It takes a village to raise a child
This often-quoted saying speaks for itself; creating a successful product is seldom a solo feat. In our case, the ‘child’ is that insistent synth-pop earworm of summers past, credited to producers Zedd and Gray, ft. Maren Morris. In 2018, ‘The Middle’ was nominated for 3 Grammy awards, including Record of the Year, Song of the Year and Best Pop Duo/Group Performance.
As for our ‘village’, what better example of collaboration than the team of Zedd, Gray and Morris who were responsible for the track. Collaboration is something to be encouraged and celebrated – but is sometimes at odds with the need for acknowledgment and acclaim where it is due. One name that is not mentioned in the song’s credits is Sarah Aarons: a young Melbourne-born songwriter whose own lyrics and melody could be heard belted over the radio in Morris’ explosive voice.
Among her other hit singles are ‘Stay’ (Zedd again ft. Alessia Cara) and she has penned tracks for the likes of John Legend, Demi Lovato, Camila Cabello and Khalid, but her name largely remains in the limbo between obscurity and the hungry sensationalism of the Australian media. Inspired by another Australian songwriter, Sia, Aarons opted out of the more typical aspirations of musical celebrity as a performer, focusing instead on creating tracks to be sung by others. She was only 23 when she decided to relocate within her job at Sony/ATV Music Publishing to Los Angeles to jump-start her songwriting career, having found that Australian singers were not choosing her work.
After writing the multi-platinum single ‘Stay’, Aarons’ had established a name for herself within the industry.

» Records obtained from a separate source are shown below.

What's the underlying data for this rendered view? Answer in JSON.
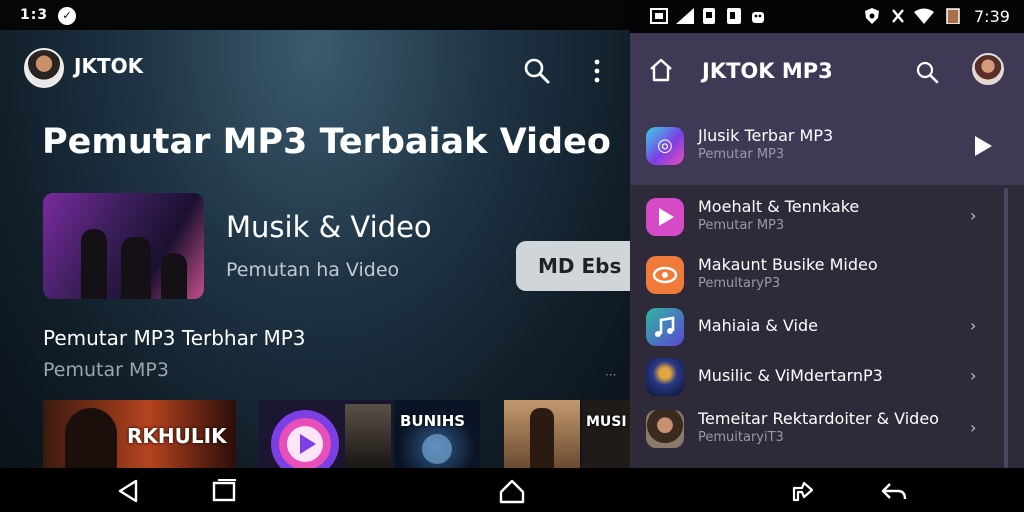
{
  "left_status": {
    "time": "1:3",
    "icon_glyph": "✓"
  },
  "left_header": {
    "app_name": "JKTOK"
  },
  "hero": {
    "title": "Pemutar MP3 Terbaiak Video"
  },
  "feature": {
    "title": "Musik & Video",
    "subtitle": "Pemutan ha Video"
  },
  "pill": {
    "label": "MD  Ebs"
  },
  "section": {
    "title": "Pemutar MP3 Terbhar MP3",
    "subtitle": "Pemutar MP3",
    "more": "···"
  },
  "tiles": [
    {
      "label": "RKHULIK"
    },
    {
      "label": ""
    },
    {
      "label": "BUNIHS"
    },
    {
      "label": "MUSI"
    }
  ],
  "right_status": {
    "time": "7:39"
  },
  "right_header": {
    "app_name": "JKTOK MP3"
  },
  "songs": [
    {
      "title": "Jlusik Terbar MP3",
      "subtitle": "Pemutar MP3",
      "icon": "music-app-icon",
      "color": "#7b3fe4"
    },
    {
      "title": "Moehalt & Tennkake",
      "subtitle": "Pemutar MP3",
      "icon": "play-app-icon",
      "color": "#d54ac7"
    },
    {
      "title": "Makaunt Busike Mideo",
      "subtitle": "PemultaryP3",
      "icon": "eye-app-icon",
      "color": "#f07a3a"
    },
    {
      "title": "Mahiaia & Vide",
      "subtitle": "",
      "icon": "music-note-app-icon",
      "color": "#5b46d6"
    },
    {
      "title": "Musilic & ViMdertarnP3",
      "subtitle": "",
      "icon": "album-art-icon",
      "color": "#2a3a86"
    },
    {
      "title": "Temeitar Rektardoiter & Video",
      "subtitle": "PemuitaryiT3",
      "icon": "artist-photo-icon",
      "color": "#5a4a3a"
    }
  ],
  "colors": {
    "right_header": "#403955",
    "right_panel": "#2e2a39",
    "pill": "#cfd5d8"
  }
}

However, like so many other composers of her calibre, her role in the creation of so many musical triumphs is unrealised by the listener; the person who the song must resonate with to gain commercial success. It seems remiss to me that through this portal of emotional edification; there is no relationship between the artist and the audience, on account of the artist remaining unrecognised.
A simple Google search will reveal a plethora of famous songwriters – Taylor Swift, Bob Dylan, Paul McCartney… see if you can detect a pattern. Even Sia, Aarons’ inspiration, has only gained recognition for her own songwriting credits (among them ‘Diamonds’, sung by Rihanna and Beyonce’s iconic ‘Pretty Hurts’) since she has gained clout as a performer and an artistic persona in her own right. Aarons even recalls an anecdote for the Sydney Morning Herald in which she introduces herself to Maren Morris for the first time at the Grammy awards for which they shared a nomination. Does it not strike you as a disregard for her artistry that she was unable to meet with the singer to explain the song’s significance or offer commentary before her own song was published?

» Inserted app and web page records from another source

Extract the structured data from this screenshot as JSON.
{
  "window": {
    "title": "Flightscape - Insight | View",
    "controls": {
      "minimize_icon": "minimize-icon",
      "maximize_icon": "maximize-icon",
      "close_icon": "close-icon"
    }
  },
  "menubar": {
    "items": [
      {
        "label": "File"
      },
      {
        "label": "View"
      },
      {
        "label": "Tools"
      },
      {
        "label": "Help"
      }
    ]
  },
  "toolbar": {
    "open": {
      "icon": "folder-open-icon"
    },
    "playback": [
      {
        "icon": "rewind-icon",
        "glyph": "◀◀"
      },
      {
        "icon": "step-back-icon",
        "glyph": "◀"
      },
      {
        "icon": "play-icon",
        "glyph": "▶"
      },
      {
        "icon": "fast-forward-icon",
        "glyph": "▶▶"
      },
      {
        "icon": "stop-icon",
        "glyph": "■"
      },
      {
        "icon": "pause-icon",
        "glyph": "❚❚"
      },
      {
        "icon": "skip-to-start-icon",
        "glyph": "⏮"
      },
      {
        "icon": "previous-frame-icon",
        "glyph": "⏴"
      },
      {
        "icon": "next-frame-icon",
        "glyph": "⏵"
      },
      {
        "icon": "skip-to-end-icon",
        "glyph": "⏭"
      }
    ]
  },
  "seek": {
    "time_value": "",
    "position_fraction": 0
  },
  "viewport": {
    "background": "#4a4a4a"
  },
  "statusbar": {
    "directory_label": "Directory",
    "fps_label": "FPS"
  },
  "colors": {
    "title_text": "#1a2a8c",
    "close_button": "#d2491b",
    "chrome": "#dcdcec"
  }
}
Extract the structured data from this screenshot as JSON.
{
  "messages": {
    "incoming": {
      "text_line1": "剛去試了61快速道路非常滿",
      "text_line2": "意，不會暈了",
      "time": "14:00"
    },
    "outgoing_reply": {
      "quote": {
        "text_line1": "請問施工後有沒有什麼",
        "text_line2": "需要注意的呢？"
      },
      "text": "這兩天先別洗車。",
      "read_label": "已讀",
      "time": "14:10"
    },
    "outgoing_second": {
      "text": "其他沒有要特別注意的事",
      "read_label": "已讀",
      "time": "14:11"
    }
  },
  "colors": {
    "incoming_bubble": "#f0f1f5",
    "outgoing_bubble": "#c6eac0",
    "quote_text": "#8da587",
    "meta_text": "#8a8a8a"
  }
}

Is songwriting not a valid enough form of expression in itself without the need to physically embody the music to put one’s name to the song and its appreciation? Works of the Renaissance composers are recognised by name; Mozart, Beethoven and Strauss – and not the instruments which express their creativity. Why then in the contemporary music world has the composer – the villager responsible for conceiving the child – ceased to hold significance to the audience?
This is not to say that Aarons is the only one responsible for her hit singles – no doubt the pull of the names she composes for draws a crowd. It only seems to me that the composer without an artistic persona has sunk to lackey status in the music publishing industry, which is both unfortunate and unfair to their talents.
For her part, Aarons has expressed no interest in pursuing a career as a performer and has remained humble and content in her behind-the-scenes role. The richness of her story – her the courage of her move to L.A and the passion she has for her unique craft – strikes me as not extraordinary but a story that represents a greater unrecognised community. The cynic in me wonders if I only know about Sarah Aarons because it’s exciting when anyone Australian makes it big, or whether the Australian media’s fixation on her rags-to-riches story and her autoimmune disease made her a national news story.
Without question though, Sarah Aarons is a force to be reckoned with and should be recognised as such. Her songwriting style, as simple as it may seem to some, has ultimately captured the favour of the masses. It fills me with hope that her status as a creator is finally coming to light, that she is gaining a following of her own and that soon, others sharing her talents will also be recognised as the artists behind so much of the music we love to listen to every day.
art by Sadie Loeber